In twosomes
Crooked hearts in the sky
We bathe in mere puddles of water
We eat what we find
In the streets, on the ground;
True, we don’t chirp or twitter
And instead make scary
Cawing noises
We’re just communicating.
No different from anyone else.

We’re depicted scrounging garbage
Hanging out with witches
That’s just a stereotype
Concocted by a hostile media;
When we flock in the hundreds
Swarming in a dark cloud
Perch like a thousand commas
We evoke Hitchcock’s “Birds;”
But we inspired Hokusai, “Heckle and Jeckle,”
And the Japanese soccer team;
There’s a song about us crying:
“Kawaiiii, kawaiiii …”
Van Gogh drew us flapping in a field
Like a deathly holy ghost;
We collect shiny things
Like glass and buttons
Bringing them to children
To make them smile.

My Poetry in Pirene’s Fountain

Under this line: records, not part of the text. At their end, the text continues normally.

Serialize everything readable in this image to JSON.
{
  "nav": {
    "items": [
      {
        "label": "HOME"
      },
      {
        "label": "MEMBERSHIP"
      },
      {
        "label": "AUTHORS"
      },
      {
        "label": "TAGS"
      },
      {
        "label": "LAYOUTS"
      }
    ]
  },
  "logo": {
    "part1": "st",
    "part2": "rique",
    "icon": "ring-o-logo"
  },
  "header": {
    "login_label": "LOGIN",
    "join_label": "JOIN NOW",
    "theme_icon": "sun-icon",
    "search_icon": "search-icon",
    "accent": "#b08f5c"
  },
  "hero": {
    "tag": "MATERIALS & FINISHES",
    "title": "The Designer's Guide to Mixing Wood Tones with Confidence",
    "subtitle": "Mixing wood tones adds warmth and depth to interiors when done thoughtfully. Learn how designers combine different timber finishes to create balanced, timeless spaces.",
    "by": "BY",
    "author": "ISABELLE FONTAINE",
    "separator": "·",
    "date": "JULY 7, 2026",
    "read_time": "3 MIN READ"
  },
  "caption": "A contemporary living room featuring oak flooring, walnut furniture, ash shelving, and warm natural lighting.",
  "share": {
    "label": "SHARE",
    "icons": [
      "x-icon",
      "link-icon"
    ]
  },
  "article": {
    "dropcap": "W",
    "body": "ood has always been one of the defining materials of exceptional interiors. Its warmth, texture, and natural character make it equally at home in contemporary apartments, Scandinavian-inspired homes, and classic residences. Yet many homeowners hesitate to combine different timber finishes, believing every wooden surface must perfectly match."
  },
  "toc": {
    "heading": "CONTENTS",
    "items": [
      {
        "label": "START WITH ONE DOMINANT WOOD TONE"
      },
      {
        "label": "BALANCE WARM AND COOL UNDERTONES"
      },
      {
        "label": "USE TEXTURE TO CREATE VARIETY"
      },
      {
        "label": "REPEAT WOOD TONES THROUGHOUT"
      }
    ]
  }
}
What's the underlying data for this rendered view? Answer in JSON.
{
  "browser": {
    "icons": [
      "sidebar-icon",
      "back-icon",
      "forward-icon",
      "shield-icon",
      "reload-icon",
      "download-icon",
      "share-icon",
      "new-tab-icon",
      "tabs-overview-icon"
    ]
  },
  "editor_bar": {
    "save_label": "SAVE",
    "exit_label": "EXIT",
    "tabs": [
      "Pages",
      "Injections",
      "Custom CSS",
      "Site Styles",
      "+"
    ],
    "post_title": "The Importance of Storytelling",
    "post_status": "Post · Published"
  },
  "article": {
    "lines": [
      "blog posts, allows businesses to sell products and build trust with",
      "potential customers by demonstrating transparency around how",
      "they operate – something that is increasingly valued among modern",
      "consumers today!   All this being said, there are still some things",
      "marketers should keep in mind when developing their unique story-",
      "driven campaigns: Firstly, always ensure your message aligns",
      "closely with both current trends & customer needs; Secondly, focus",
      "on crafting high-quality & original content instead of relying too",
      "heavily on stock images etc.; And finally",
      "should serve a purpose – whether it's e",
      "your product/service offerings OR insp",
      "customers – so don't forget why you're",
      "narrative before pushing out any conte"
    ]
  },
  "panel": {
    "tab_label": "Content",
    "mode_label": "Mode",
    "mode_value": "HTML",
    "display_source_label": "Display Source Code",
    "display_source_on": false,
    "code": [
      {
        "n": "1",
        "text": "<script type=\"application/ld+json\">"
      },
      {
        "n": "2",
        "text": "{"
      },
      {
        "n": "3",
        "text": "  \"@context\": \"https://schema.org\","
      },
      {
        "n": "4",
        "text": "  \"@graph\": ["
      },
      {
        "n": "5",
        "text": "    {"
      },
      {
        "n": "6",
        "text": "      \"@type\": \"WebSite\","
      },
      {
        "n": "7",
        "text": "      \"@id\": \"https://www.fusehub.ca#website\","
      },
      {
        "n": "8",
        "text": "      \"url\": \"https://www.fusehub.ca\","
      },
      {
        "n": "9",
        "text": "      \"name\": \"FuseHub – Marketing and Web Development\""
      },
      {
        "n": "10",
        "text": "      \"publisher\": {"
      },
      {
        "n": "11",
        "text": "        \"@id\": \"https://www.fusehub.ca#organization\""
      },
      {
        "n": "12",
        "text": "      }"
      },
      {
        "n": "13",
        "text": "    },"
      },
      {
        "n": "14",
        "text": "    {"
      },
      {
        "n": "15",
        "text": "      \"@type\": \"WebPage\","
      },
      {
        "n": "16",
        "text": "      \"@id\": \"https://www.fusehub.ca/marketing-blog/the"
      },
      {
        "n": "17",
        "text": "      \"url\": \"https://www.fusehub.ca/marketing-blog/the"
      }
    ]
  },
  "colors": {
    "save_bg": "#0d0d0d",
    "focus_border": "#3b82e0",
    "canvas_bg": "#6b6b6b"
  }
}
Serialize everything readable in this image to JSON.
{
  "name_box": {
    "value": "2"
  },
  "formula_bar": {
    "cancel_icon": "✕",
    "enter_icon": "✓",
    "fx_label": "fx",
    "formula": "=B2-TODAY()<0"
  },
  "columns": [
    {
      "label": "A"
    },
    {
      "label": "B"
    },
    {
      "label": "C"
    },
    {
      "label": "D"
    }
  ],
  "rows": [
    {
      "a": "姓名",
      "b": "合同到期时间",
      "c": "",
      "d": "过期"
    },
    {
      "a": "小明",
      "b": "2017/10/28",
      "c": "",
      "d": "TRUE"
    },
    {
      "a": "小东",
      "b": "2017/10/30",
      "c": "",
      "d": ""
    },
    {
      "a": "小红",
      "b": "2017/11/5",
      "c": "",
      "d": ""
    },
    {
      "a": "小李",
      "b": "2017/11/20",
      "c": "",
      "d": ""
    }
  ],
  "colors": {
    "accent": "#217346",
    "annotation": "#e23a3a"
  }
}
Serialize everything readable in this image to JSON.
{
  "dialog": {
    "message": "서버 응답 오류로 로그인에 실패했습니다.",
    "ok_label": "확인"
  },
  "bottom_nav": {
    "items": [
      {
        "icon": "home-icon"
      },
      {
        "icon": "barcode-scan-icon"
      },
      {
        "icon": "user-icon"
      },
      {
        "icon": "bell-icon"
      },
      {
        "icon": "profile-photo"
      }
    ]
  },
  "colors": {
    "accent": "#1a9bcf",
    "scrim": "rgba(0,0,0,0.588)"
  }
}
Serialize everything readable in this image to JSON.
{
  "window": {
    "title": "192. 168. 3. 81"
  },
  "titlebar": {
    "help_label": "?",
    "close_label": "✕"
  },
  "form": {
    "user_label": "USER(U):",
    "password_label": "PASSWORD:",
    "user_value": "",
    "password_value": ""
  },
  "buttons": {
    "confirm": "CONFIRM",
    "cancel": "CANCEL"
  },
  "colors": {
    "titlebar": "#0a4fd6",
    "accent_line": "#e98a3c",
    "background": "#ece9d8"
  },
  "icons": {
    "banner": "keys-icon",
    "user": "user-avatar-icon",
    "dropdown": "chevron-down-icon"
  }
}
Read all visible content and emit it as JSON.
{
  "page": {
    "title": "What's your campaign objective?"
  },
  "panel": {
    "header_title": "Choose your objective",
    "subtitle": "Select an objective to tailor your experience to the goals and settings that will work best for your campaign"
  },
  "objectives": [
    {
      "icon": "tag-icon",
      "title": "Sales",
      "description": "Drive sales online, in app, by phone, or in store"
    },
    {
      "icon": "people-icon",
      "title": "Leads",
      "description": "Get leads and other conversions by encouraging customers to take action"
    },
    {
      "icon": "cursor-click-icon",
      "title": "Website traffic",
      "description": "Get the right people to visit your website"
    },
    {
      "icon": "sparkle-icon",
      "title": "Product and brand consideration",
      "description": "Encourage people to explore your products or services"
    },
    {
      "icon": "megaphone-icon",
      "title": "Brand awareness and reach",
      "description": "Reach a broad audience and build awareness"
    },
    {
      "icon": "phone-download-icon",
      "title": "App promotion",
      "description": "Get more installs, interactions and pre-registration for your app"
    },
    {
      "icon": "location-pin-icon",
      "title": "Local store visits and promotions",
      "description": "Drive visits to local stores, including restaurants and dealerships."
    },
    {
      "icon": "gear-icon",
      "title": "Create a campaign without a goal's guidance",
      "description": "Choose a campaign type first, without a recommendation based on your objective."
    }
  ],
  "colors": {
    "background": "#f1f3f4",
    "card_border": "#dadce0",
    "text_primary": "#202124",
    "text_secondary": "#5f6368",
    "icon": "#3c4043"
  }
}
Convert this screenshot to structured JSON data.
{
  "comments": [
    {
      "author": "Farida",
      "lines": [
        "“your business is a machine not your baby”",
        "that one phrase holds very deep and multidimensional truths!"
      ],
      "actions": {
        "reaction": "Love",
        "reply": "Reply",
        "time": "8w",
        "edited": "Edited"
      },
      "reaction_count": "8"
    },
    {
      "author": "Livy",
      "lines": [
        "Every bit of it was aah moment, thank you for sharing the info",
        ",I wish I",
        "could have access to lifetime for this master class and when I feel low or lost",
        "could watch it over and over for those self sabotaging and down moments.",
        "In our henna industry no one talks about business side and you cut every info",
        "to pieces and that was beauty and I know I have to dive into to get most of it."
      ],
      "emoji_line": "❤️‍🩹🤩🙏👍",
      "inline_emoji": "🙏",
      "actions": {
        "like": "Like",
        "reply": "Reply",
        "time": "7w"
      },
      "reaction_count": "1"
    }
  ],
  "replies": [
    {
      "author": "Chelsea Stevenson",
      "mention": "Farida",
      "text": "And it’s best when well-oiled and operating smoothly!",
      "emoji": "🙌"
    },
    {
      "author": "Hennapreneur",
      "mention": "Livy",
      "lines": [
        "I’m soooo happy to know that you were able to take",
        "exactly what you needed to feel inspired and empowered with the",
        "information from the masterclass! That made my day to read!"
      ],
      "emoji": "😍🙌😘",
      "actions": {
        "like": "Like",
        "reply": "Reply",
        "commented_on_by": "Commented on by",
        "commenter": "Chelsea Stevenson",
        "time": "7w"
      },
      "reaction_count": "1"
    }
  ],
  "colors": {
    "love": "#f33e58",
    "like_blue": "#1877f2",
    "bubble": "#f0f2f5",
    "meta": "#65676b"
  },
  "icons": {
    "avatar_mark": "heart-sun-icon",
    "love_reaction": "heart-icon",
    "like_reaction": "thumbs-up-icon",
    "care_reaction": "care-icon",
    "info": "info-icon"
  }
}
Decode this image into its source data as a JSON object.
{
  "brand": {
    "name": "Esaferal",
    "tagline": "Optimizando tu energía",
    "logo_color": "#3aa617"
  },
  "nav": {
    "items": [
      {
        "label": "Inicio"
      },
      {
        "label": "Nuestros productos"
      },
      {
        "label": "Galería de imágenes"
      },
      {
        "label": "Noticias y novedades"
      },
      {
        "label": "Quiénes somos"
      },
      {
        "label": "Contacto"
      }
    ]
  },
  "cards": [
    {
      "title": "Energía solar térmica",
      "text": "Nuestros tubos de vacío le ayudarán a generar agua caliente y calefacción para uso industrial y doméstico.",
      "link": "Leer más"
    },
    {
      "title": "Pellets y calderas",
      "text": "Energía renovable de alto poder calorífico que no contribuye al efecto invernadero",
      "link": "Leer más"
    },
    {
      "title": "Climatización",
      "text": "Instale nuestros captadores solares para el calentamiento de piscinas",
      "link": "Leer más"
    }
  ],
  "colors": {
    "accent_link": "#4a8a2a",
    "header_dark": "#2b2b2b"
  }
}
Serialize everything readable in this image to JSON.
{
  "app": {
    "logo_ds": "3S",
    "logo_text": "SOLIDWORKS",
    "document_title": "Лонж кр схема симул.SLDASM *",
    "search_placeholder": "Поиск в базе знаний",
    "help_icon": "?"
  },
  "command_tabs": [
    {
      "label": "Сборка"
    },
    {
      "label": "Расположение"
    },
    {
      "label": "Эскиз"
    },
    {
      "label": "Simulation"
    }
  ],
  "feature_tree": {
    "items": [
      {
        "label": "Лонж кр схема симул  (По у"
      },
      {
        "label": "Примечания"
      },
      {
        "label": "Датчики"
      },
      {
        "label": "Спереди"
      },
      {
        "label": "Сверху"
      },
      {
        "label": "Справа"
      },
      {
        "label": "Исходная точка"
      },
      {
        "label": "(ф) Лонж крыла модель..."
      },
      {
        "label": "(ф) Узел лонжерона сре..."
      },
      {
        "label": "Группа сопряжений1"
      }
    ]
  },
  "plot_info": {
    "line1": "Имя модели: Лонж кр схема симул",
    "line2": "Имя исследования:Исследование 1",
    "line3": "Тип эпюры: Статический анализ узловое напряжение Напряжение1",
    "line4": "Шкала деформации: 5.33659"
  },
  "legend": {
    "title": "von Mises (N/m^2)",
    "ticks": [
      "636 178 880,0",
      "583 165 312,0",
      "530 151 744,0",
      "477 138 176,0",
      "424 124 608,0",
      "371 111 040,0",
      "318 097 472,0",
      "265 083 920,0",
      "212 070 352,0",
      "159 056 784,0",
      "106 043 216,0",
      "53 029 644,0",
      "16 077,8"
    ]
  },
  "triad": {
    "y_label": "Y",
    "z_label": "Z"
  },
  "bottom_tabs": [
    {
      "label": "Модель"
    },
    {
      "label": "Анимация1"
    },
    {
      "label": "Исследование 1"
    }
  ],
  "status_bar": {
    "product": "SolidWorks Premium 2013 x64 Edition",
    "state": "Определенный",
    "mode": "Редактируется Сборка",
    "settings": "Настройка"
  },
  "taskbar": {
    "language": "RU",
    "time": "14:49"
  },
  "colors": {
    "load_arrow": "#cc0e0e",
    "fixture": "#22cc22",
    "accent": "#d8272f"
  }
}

My two poems “Haiku for Van Gogh” and “how to say ‘yes’ in Japanese” (coincidentally read in Tokyo recently) are published in Pirene’s Fountain.
The bio and poetry from inside the pages of the latest issue:
Yuri Kageyama is a poet and writer of bilingual and bicultural upbringing, born in Japan and growing up in Maryland, Tokyo and Alabama. She has two books, “The New and Selected Yuri: Writing From Peeling Till Now” (Ishmael Reed Publishing Co.) and “Peeling” (I. Reed Books). Her works appear in many literary anthologies and magazines, including “Y’Bird,” “Greenfield Review,” “San Francisco Stories,” “On a Bed of Rice,” “Breaking Silence: an Anthology of Asian American Poets,” “POW WOW: Charting the Fault Lines in the American Experience _ Short Fiction from Then to Now,” “Other Side River,” “Beyond Rice,” “Yellow Silk,” “Stories We Hold Secret,” “KONCH” and “MultiAmerica.” She has read with Ishmael Reed, Shuntaro Tanikawa, Eric Kamau Gravatt, Geraldine Kudaka, Victor Hernandez Cruz, Winchester Nii Tete, Seamus Heaney, Takenari Shibata, Shozu Ben and many other artists. She is a magna cum laude graduate of Cornell University and holds an M.A. from the University of California, Berkeley. She is working on an oral history of Tokyo taiko drumming group Amanojaku, where her son Isaku Kageyama is a principal drummer. yurikageyama.com

Haiku for Van Gogh | ways of saying ‘yes’ in Japanese

Haiku for Van Gogh

An old wooden desk
Yellow dots of light shrieking
Van Gogh’s room

Warped plums dagger rain
Crazed geisha dance in ukiyoe oil
Breathe Van Gogh’s Japan

Sliced ear of love denied
Road to nothing ravens in flight
Genius of yellow

ways of saying ‘yes’ in Japanese

That’s the correct way of replying when spoken to in Japan for centuries, hai! the way people are taught in school, by their parents, what’s right in society _
respect for the hierarchy, yes sir, thank you ma’am, hai hai hai, like hiccups, like hiphiphurray, hai! hai! hai! no pause, no hesitation, no thought,
following orders, quick, no questions, grunt it out, soldiers at attention, yelling, spitting, believing, say it with all your heart and mind,

That’s the way people answer in Japan these says, haa~aai! the way people drop out of school, freeters, parents are just friends to follow only on Twitter _
flattening out the hierarchy, maybe yes, maybe not, haa~aai! like a mumble, like a whisper, a kiss on the ear, haa~aai, innocent, hurt only for others,
wind blowing in your hair, smiley faces heart icons in cell phones, improvise, imagine, immaculate, sing it without a care in the world,

Orsay in Tokyo and Haiku

An old wooden desk
Yellow dots of light, shrieking
Filling Van Gogh’s room

Artwork by Van Gogh is among the pieces from Orsay on display now at the Tokyo Metropolitan Museum. I am struck by how the painting is filled with happiness. We are so used to the image of Van Gogh as a tormented lonely ear-shaving painter. Another painting that stood out is Auguste Renoir’s portrait of Claude Monet. There is so much respect and love in that painting. Besides the works, and the artists’ lives behind the works, we also see the relationships among the artists.